Additional Resource: Read Dr. Levin’s article “The Power of Power Words” by clicking here.
Evaluate your facility from a patient perspective. Your office is a reflection of the care you provide. If the front desk area is dusty or if the reception area is dark and dingy, prospective patients (and their parents) will judge your practice by these seemingly minor conditions. The appearance of the office is part of the total experience. If prospective patients and parents are dissatisfied with the physical surroundings, they may go elsewhere for ortho treatment.
Need help with customer service and other systems? Learn more about our management consulting program by clicking here.
Advice for the Marketing Coordinator – Promote the observation program. To help bring potential patients into your practice, make sure your referring offices know the guidelines for sending younger patients to your practice for an ortho evaluation. A strong observation program is one of the best ways to ensure a steady flow of new patients into your office.
Additional Resource: Read a free excerpt from Dr. Levin’s e-book, “Building the $2 Million Ortho Practice,” by clicking here.
Scripting Tip: Don’t say “You’ll have to ask someone else” to parents and patients. You may not know the answers to parents’ and patients’ questions, but take responsibility for getting the answers they need. Rather than leaving it up to parents and patients to ask others, make the effort to connect them with the staff member who can help them out.
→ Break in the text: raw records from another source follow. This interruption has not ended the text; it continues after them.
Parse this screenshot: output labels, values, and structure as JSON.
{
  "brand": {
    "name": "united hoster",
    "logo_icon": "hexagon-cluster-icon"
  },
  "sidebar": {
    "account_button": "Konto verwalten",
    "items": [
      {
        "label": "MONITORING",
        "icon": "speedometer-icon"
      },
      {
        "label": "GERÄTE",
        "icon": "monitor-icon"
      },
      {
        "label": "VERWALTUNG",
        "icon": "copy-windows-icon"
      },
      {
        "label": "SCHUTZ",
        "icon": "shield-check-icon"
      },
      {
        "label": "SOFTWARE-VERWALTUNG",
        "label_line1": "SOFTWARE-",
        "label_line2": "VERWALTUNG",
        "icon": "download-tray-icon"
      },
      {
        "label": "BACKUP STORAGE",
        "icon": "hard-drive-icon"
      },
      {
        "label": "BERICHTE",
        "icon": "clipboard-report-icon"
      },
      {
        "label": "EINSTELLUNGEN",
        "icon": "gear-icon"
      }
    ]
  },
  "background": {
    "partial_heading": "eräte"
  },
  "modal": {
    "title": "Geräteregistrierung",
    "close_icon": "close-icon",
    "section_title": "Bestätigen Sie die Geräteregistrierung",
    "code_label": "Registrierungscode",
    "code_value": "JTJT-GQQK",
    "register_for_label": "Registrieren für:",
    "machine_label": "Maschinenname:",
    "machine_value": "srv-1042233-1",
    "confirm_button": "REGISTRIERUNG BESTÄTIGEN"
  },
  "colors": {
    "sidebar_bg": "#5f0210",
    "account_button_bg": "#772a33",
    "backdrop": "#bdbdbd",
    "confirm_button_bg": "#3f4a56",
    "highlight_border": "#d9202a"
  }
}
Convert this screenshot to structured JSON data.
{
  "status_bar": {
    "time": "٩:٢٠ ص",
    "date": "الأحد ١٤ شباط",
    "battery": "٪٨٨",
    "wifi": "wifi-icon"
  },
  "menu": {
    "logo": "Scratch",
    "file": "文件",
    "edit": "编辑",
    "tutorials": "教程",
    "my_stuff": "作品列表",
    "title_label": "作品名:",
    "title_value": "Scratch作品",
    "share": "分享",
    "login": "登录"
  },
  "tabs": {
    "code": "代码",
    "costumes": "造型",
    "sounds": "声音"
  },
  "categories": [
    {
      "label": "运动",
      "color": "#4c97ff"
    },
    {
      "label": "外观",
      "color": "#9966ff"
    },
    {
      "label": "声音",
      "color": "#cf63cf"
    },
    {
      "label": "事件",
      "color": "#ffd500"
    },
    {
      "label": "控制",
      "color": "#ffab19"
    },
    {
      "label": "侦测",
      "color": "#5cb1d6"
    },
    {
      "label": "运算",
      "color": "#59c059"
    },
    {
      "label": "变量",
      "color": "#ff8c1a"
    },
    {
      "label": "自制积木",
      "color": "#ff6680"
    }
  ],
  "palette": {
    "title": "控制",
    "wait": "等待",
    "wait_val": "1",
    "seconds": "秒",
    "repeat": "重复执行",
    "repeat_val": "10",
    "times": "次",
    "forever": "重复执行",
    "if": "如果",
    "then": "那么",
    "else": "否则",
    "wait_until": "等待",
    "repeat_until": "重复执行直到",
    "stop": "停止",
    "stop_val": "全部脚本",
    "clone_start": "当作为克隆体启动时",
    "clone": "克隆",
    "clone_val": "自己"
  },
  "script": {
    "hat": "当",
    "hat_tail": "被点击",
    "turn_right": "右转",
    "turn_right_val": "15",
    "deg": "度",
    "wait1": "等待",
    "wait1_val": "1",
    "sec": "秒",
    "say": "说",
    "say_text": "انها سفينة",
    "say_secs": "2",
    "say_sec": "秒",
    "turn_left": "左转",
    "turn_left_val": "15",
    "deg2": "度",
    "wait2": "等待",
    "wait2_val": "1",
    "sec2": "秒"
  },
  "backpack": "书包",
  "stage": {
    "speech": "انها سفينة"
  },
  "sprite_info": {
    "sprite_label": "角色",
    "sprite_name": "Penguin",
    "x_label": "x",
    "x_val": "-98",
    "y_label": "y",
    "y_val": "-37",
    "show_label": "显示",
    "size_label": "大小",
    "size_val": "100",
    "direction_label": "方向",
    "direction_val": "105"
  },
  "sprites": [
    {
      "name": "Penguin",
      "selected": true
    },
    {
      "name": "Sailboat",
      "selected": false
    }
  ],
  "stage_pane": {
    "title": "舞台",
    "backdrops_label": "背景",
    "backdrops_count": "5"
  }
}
Management Monday: Read Dr. Levin’s latest Dental Economics article, “Who Controls Your Practice,” by clicking here.
Advice for the Orthodontist – Decrease your overhead. Reducing overhead by a few percentage points can make a huge difference in practice profitability. For example, a practice grossing $800,000 in revenue with an overhead of 66% is spending $528,000, while the same practice with 60% overhead incurs $480,000 in expenses. This 6% difference in overhead can mean $48,000 in additional profit for your practice. Even a 3% reduction is a savings of $24,000. Overhead is a necessary part of running a practice, but eliminating unnecessary expenses can ensure the practice’s financial health.
Friday Freebie: Read Dr. Levin’s article “Break the Overhead Stranglehold” by clicking here.